• Directions
What you return must be the full listing, word for word, with no images in it.
Records for processing START
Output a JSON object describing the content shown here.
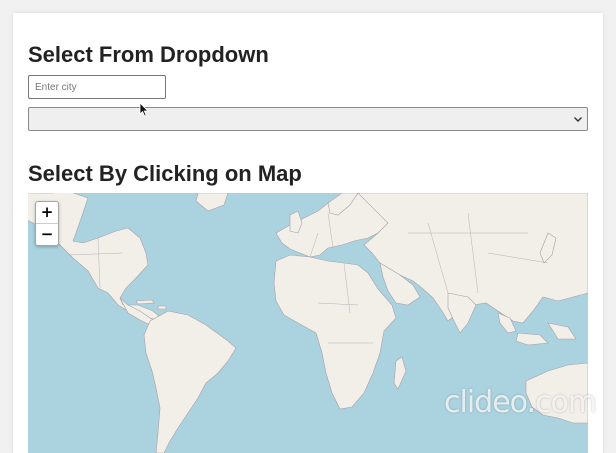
{
  "dropdown_section": {
    "heading": "Select From Dropdown",
    "city_input": {
      "placeholder": "Enter city",
      "value": ""
    },
    "city_select": {
      "selected": ""
    }
  },
  "map_section": {
    "heading": "Select By Clicking on Map",
    "zoom_in_label": "+",
    "zoom_out_label": "−"
  },
  "watermark": "clideo.com",
  "colors": {
    "ocean": "#aad3df",
    "land": "#f2efe9",
    "border": "#a79fa9",
    "heading": "#222222"
  }
}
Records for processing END
• Response below
Output a JSON object describing the content shown here.
{
  "dropdown_section": {
    "heading": "Select From Dropdown",
    "city_input": {
      "placeholder": "Enter city",
      "value": ""
    },
    "city_select": {
      "selected": ""
    }
  },
  "map_section": {
    "heading": "Select By Clicking on Map",
    "zoom_in_label": "+",
    "zoom_out_label": "−"
  },
  "watermark": "clideo.com",
  "colors": {
    "ocean": "#aad3df",
    "land": "#f2efe9",
    "border": "#a79fa9",
    "heading": "#222222"
  }
}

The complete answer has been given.